Not only does Wawona have a processing plant, they also run a fabulous Peach Tree Fruit Stand where they sell fresh peaches, jams, jellies and their famous “Peach Jewels.”
We stopped here after our plant tour to pick up some fresh peaches to snack on while we drove to the next farm!
This is Liz. Liz Hudson and her family are fifth and sixth generation farmers who live on 180 acres in Sanger, California. At Hudson Farms they grow Peaches, Plums, Nectarines, Tomatoes, Armenian Cucumbers peppers, squash, eggplant and a variety of other seasonal fruits and vegetables, along with fresh herbs and fresh-cut flowers.
Liz is a wonderfully kind and charismatic person. She had fresh peach cobbler waiting for us to taste, two different homemade nectarine jams and different varieties of cut fresh peaches and melons for us! It was a smorgasbord of deliciousness!
Liz also grows sweet yellow corn, which we sampled straight from the stalk! (Several ears of corn followed me home too! They were so good!!)
Of course, along with the fresh food, came conversations about farm water and the incredible expense of drilling wells. Even wells for domestic use require paperwork and waiting lists of up to two years or more before they are allowed to drill. When you do get permission, there is no guarantee you’ll find water. Can you imagine spending 130 thousand dollars on the chance you’ll find water for your home or your crops? This includes drilling, the engine required to run the well and the pumping equipment. Farming is expensive! We simply turn on a faucet and don’t think twice that clean water will come flowing out of the pipes.

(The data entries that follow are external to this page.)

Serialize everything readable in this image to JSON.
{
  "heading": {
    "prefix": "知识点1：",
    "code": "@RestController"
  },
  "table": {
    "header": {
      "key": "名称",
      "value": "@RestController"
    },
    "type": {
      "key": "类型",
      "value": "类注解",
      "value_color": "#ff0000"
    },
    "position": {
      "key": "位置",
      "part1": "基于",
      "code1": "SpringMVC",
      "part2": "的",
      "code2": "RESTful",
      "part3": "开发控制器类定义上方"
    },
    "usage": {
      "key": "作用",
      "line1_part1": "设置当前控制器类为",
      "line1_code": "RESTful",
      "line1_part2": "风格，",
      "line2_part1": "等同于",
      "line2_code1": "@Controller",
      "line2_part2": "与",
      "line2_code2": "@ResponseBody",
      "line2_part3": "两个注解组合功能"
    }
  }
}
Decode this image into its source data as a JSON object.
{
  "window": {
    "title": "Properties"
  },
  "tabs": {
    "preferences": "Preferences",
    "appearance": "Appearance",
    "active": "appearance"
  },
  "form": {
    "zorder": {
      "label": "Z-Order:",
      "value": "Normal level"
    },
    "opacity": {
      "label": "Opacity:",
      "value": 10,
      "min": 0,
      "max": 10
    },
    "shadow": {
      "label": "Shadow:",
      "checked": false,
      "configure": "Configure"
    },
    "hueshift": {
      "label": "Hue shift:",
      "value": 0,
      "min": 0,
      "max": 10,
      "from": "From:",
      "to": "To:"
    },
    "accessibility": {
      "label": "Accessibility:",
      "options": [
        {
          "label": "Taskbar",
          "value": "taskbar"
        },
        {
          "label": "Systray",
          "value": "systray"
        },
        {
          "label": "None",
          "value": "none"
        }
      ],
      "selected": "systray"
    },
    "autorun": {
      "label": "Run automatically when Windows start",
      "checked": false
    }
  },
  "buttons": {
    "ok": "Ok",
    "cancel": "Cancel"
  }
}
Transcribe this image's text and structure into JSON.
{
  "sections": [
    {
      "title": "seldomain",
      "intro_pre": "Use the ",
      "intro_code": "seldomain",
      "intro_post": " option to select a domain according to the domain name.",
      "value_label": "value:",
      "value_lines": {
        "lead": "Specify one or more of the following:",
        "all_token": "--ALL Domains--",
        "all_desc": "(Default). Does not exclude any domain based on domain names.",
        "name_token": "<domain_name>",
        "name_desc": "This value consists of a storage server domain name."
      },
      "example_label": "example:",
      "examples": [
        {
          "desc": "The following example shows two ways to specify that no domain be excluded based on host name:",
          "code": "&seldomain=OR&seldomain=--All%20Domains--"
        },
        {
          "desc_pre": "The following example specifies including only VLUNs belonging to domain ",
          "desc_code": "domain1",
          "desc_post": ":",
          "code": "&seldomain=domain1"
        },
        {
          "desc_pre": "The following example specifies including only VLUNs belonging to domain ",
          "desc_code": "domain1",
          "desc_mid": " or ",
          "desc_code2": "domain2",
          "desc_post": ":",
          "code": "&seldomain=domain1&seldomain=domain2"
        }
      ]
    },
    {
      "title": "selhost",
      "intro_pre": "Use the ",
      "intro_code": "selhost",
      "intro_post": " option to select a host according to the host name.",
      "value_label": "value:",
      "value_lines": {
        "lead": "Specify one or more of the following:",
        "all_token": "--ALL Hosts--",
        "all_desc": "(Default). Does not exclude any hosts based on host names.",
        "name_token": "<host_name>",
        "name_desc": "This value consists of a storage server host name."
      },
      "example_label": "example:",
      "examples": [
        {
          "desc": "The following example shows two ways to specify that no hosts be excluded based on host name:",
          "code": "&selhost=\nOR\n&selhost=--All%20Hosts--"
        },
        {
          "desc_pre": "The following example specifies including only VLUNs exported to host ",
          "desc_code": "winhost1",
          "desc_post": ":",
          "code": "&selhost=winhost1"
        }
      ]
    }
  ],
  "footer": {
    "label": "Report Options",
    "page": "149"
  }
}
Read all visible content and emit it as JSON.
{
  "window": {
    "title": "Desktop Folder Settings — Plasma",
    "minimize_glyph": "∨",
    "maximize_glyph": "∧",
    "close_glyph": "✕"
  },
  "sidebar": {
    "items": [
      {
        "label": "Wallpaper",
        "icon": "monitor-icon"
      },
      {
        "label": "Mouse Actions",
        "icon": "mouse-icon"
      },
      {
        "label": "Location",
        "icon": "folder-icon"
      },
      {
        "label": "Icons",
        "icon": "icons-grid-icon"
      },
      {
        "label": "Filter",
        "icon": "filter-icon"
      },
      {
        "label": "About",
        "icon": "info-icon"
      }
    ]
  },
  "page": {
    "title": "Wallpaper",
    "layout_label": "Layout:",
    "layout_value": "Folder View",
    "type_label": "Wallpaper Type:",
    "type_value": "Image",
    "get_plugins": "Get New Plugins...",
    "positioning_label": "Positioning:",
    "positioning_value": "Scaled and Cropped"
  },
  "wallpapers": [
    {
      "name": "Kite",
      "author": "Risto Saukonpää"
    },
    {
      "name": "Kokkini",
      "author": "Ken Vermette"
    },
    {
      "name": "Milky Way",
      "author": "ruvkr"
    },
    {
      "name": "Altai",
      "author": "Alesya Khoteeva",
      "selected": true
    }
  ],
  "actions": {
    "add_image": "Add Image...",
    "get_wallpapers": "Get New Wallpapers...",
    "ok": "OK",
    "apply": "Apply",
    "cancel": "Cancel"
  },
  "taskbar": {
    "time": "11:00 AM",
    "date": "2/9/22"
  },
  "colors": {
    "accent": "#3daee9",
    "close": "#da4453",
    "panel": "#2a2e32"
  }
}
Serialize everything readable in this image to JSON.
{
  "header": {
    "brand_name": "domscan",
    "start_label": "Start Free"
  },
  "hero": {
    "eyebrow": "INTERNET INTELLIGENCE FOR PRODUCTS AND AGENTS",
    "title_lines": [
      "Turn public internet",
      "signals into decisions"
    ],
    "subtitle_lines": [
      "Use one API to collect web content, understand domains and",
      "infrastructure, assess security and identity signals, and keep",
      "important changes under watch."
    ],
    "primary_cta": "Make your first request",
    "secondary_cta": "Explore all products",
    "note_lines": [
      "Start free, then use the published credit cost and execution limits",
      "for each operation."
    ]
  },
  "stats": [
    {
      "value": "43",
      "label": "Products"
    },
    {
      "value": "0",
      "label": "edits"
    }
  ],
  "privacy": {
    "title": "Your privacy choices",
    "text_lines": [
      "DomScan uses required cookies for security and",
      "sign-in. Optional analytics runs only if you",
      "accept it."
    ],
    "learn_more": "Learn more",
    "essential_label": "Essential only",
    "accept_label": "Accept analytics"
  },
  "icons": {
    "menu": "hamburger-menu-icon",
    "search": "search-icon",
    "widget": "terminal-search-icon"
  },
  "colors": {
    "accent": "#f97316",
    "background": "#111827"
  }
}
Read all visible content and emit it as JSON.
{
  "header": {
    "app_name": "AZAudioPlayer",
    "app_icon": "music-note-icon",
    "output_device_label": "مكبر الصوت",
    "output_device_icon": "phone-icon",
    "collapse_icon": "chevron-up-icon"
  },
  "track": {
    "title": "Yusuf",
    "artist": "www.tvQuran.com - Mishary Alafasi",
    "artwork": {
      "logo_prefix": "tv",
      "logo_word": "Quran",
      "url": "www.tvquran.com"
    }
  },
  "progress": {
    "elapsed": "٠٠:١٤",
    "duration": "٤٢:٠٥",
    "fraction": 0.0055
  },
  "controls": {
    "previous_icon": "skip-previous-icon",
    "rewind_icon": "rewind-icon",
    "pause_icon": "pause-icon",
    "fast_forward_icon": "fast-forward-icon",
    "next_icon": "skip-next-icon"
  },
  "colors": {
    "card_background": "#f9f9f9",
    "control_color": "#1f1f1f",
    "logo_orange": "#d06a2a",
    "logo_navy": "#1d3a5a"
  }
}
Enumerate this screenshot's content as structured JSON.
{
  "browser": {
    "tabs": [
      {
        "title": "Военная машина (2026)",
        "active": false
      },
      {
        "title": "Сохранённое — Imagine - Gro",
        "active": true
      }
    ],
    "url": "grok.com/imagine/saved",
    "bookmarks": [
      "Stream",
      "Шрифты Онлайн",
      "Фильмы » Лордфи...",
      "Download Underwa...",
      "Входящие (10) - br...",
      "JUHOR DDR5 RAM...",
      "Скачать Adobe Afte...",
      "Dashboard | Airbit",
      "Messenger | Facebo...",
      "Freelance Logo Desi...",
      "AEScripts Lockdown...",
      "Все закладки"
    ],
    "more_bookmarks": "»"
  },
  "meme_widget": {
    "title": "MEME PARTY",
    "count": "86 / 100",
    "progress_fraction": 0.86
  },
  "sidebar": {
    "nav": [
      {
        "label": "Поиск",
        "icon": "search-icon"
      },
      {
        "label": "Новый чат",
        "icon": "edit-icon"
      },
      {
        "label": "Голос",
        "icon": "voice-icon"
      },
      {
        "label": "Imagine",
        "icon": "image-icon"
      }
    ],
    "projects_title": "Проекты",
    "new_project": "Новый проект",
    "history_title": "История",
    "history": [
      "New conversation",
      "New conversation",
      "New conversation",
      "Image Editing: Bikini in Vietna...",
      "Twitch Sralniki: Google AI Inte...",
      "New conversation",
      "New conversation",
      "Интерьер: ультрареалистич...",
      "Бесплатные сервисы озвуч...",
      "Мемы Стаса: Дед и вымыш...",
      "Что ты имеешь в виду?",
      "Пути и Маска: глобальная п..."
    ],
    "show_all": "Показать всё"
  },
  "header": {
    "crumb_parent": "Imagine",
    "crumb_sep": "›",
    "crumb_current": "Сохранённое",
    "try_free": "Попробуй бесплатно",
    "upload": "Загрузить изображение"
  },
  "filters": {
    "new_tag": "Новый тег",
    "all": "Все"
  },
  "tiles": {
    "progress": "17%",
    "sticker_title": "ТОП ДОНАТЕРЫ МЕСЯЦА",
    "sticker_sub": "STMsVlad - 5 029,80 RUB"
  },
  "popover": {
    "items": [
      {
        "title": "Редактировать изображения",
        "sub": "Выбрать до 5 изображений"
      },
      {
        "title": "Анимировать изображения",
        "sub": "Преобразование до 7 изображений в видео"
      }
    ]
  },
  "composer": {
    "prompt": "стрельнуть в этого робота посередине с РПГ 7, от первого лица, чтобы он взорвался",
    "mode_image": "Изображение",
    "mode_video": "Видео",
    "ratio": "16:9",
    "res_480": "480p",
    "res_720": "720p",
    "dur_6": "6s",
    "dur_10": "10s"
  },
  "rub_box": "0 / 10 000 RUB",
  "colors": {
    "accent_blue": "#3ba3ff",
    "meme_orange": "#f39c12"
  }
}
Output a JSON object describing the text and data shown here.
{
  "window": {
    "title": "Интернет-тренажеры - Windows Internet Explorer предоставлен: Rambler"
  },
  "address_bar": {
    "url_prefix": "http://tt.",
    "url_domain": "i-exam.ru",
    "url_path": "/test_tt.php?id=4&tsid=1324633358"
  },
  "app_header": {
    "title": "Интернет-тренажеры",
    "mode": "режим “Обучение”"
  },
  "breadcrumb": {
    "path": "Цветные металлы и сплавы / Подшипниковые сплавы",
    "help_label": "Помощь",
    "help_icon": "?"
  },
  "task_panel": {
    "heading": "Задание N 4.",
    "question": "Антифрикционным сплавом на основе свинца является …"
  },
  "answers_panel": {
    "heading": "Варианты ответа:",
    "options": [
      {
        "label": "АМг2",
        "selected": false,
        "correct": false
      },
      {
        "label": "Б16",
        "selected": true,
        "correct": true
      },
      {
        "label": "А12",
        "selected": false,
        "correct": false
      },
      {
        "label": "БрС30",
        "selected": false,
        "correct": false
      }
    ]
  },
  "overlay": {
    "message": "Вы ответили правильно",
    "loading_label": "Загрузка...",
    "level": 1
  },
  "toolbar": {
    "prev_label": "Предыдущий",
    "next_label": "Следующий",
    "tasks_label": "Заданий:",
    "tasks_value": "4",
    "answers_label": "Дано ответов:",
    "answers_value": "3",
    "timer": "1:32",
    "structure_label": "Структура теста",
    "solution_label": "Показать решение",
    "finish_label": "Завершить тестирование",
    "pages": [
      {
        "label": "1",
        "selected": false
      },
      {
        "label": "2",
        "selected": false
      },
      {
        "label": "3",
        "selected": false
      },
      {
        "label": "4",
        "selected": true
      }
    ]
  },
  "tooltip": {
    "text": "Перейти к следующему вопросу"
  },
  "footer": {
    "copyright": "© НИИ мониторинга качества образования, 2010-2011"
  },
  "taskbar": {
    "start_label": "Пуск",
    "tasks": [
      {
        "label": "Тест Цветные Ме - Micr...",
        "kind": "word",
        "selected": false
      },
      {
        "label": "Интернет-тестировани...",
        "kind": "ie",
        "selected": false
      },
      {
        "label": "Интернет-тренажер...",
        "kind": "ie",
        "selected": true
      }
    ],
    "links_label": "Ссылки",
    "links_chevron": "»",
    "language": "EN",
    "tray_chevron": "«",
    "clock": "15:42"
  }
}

At Hudson Family Farms they start picking from about the end of May all the way through September. They sell their fruits at their own local farm stand, as well as to places such as Costco, Whole Foods and Sam’s Club. Liz explained the sizing process for fruits. Fruits are rated for different sizes and the farmers get paid incentives for “bonus” size fruits. These are the larger fruits you’ll find in clam shells at the above mentioned markets.
I really didn’t want to leave Liz or her farm. She’s just the kind of person you could talk with for hours!
The last stop for the day was to P-R Farms, where the Ricchiuti Family has been growing almonds and fruit since 1914. More recently, they have been growing and harvesting olives to produce what Celebrity Chef Tyler Florence calls “Hands down, the best olive oil in America.”
Olives are another crop which takes careful watering and great care to grow successfully!
Along with tour of the fields, we were able to see the Enzo Olive Oil processing plant and follow along as Ryan explained the process of creating their award-winning olive oil.
We were treated to a tasting of Enzo Olive Oil’s lineup and Ryan walked us through how to properly taste and appreciate the delicate qualities of different oils.
We started with the “Delicate” oil made with Arbequina olives, which are a Spanish variety olive. From there we moved to the “Medium” oil, made with Arbosana olives, also a Spanish variety. We finished with their “Bold”, one of their most awarded oils, made from Koroniki olives, which are a Greek variety olive. The flavor characteristics of olive oil depends on the variety of olive used to make it. This was evident as we tasted and enjoyed each sip.
The truck you see on the label is a drawing of the truck the family used to deliver fruits years and years ago. They still have the truck and it’s a beautiful piece of their history!
So much to see and learn on these farm tours! The people and products are amazing. You can’t imagine the hard work and time that goes in to creating the food we eat. I can’t wait to share with you everything we saw on the second day of our tour!
If you are interested in learning more, here’s a post from earlier this year when I toured the Imperial and Coachella Valley!